Ingratitude surely is one of the most destructive and harmful of all emotions or attitudes. There aren’t many situations that can hurt or anger as much as showing someone a kindness, or doing something thoughtful, with little or no acknowledgement given in return. Feeling hurt and deep frustration is just the tip of the resentment iceberg when being on the receiving end of ingratitude.

Attempting to have a relationship with a person who seldom or never shows gratitude is discouraging, demoralizing, and pointless.  The best way to deal with an ingrate is to accept that their actions are usually “not personal”. Most chronically ungrateful people are equal-opportunity ingrates. They are simply unaware or unconscious of the feeling of gratitude.


Here are some descriptive words which correspond to a lack of gratitude:  inconsiderate, unkind, uncaring, selfish, insensitive, tactless, rude, impolite, careless, heedless, reckless, negligent, unthinking, inattentive, foolish, stupid, absent-minded.

thank·less  (th ngk l s)

adj.

1. Not feeling or showing gratitude; ungrateful

2. Not likely to be appreciated


Once an ungrateful person has established a consistent pattern, there are choices to be made. Accepting a person for how they are and losing any expectation of appreciation is certainly a choice one could consider. Another choice would be to communicate feelings of disappointment, and hope that the situation may be remedied. A third option is to keep a distance from the person until such time that they either get the clue and open their eyes, OR lastly, withdraw any further generosity or kindness from them.
Repeatedly giving of one's time, energy, gifts, or favors is truly pointless if they are never acknowledge or reciprocated. Having a generous and giving nature shouldn't be taken advantage of by selfish or thankless individuals. Removing expectation and releasing resentment is an important part of healing the hurt that a chronically ungrateful person can trigger.

Showing and expressing thanks is more than courtesy or good manners. Expressing gratitude towards others for things they have done, or given, or sacrificed, is a defining quality of character. Individuals who consistently lack appreciation, or express thanks, show a weakness of character that is often a lifelong problem. Accepting something from another, without giving an acknowledgement of thankfulness or appreciation, is beyond poor manners.

In conclusion, we all need to be more diligent, aware and conscious of the expressions of gratitude for others, or the lack thereof, in our lives. Neglecting to show appreciation and thanks for kindnesses and thoughtfulness people bring to our lives- no matter how small- is unkind, petty, and selfish. The key is to be aware and act accordingly. Choosing to do otherwise can bring very unpleasant consequences, and may lead to a life of exclusion and loneliness.


“Most people return small favors, acknowledge medium ones and repay great ones - with ingratitude.” - Benjamin Franklin

5 comments:

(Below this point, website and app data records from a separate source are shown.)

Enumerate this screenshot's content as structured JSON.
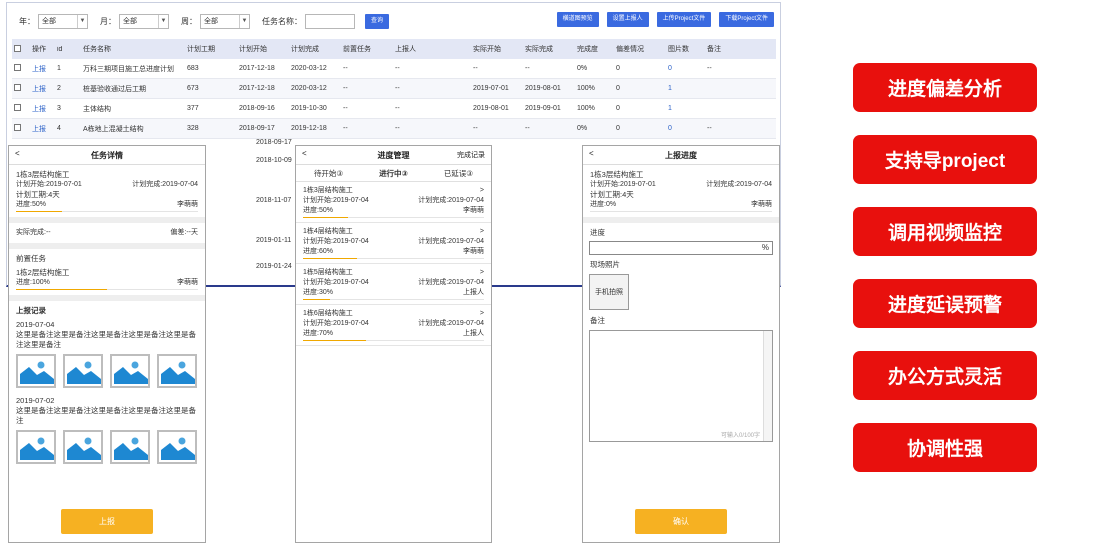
{
  "desk": {
    "filters": {
      "year_label": "年：",
      "year_value": "全部",
      "month_label": "月：",
      "month_value": "全部",
      "week_label": "周：",
      "week_value": "全部",
      "taskname_label": "任务名称：",
      "query_button": "查询"
    },
    "top_buttons": [
      "横道图预览",
      "设置上报人",
      "上传Project文件",
      "下载Project文件"
    ],
    "columns": [
      "操作",
      "id",
      "任务名称",
      "计划工期",
      "计划开始",
      "计划完成",
      "前置任务",
      "上报人",
      "实际开始",
      "实际完成",
      "完成度",
      "偏差情况",
      "图片数",
      "备注"
    ],
    "rows": [
      {
        "op": "上报",
        "id": "1",
        "name": "万科三期项目施工总进度计划",
        "dur": "683",
        "pstart": "2017-12-18",
        "pend": "2020-03-12",
        "pre": "--",
        "reporter": "--",
        "astart": "--",
        "aend": "--",
        "done": "0%",
        "dev": "0",
        "pics": "0",
        "note": "--"
      },
      {
        "op": "上报",
        "id": "2",
        "name": "桩基验收通过后工期",
        "dur": "673",
        "pstart": "2017-12-18",
        "pend": "2020-03-12",
        "pre": "--",
        "reporter": "--",
        "astart": "2019-07-01",
        "aend": "2019-08-01",
        "done": "100%",
        "dev": "0",
        "pics": "1",
        "note": ""
      },
      {
        "op": "上报",
        "id": "3",
        "name": "主体结构",
        "dur": "377",
        "pstart": "2018-09-16",
        "pend": "2019-10-30",
        "pre": "--",
        "reporter": "--",
        "astart": "2019-08-01",
        "aend": "2019-09-01",
        "done": "100%",
        "dev": "0",
        "pics": "1",
        "note": ""
      },
      {
        "op": "上报",
        "id": "4",
        "name": "A栋地上混凝土结构",
        "dur": "328",
        "pstart": "2018-09-17",
        "pend": "2019-12-18",
        "pre": "--",
        "reporter": "--",
        "astart": "--",
        "aend": "--",
        "done": "0%",
        "dev": "0",
        "pics": "0",
        "note": "--"
      }
    ],
    "partial_dates": [
      "2018-09-17",
      "2018-10-09",
      "2018-11-07",
      "2019-01-11",
      "2019-01-24"
    ]
  },
  "detail": {
    "back": "<",
    "title": "任务详情",
    "task": "1栋3层结构施工",
    "plan_start": "计划开始:2019-07-01",
    "plan_end": "计划完成:2019-07-04",
    "duration": "计划工期:4天",
    "progress": "进度:50%",
    "progress_value": 50,
    "person": "李萌萌",
    "actual_done": "实际完成:--",
    "deviation": "偏差:--天",
    "pre_title": "前置任务",
    "pre_task": "1栋2层结构施工",
    "pre_progress": "进度:100%",
    "pre_progress_value": 100,
    "pre_person": "李萌萌",
    "log_title": "上报记录",
    "log1_date": "2019-07-04",
    "log1_text": "这里是备注这里是备注这里是备注这里是备注这里是备注这里是备注",
    "log2_date": "2019-07-02",
    "log2_text": "这里是备注这里是备注这里是备注这里是备注这里是备注",
    "button": "上报"
  },
  "progress_mgmt": {
    "back": "<",
    "title": "进度管理",
    "right": "完成记录",
    "tabs": [
      "待开始③",
      "进行中③",
      "已延误③"
    ],
    "cards": [
      {
        "name": "1栋3层结构施工",
        "start": "计划开始:2019-07-04",
        "end": "计划完成:2019-07-04",
        "progress": "进度:50%",
        "value": 50,
        "person": "李萌萌"
      },
      {
        "name": "1栋4层结构施工",
        "start": "计划开始:2019-07-04",
        "end": "计划完成:2019-07-04",
        "progress": "进度:60%",
        "value": 60,
        "person": "李萌萌"
      },
      {
        "name": "1栋5层结构施工",
        "start": "计划开始:2019-07-04",
        "end": "计划完成:2019-07-04",
        "progress": "进度:30%",
        "value": 30,
        "person": "上报人"
      },
      {
        "name": "1栋6层结构施工",
        "start": "计划开始:2019-07-04",
        "end": "计划完成:2019-07-04",
        "progress": "进度:70%",
        "value": 70,
        "person": "上报人"
      }
    ]
  },
  "report": {
    "back": "<",
    "title": "上报进度",
    "task": "1栋3层结构施工",
    "plan_start": "计划开始:2019-07-01",
    "plan_end": "计划完成:2019-07-04",
    "duration": "计划工期:4天",
    "progress": "进度:0%",
    "progress_value": 0,
    "person": "李萌萌",
    "progress_label": "进度",
    "percent": "%",
    "photo_label": "现场照片",
    "photo_button": "手机拍照",
    "note_label": "备注",
    "counter": "可输入0/100字",
    "button": "确认"
  },
  "features": [
    "进度偏差分析",
    "支持导project",
    "调用视频监控",
    "进度延误预警",
    "办公方式灵活",
    "协调性强"
  ],
  "colors": {
    "feature_red": "#e8100d",
    "accent_blue": "#3a6ae0",
    "button_yellow": "#f6b122",
    "header_bg": "#e3e7f5"
  }
}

  1. GREAT post, Diana. From my own experience with ungrateful others, I'd say it's owing to a case of refusal to accept what *is* - there's always the other road, the greener grass, the better life, the thinner body, the nicer guy... etc etc etc. Ungrateful people refuse to accept what IS, and by doing so, refuse to be grateful for what is too. They don't see what's there - only what is lacking - and therefore, can't cultivate an attitude of gratitude that might life them out of present circumstances.

    BRAVO! Love this post!

    ReplyDelete
  2. WOW! Too true, Cate. Thank you for sharing your comments and insights! Well said!!! AND THANK YOU! I am sincerely grateful for your remarks.

    ReplyDelete
  3. Well said. Sharing it, please. Thank you

    ReplyDelete
  4. I am glad you found it worthy for sharing. THANK YOU!

    ReplyDelete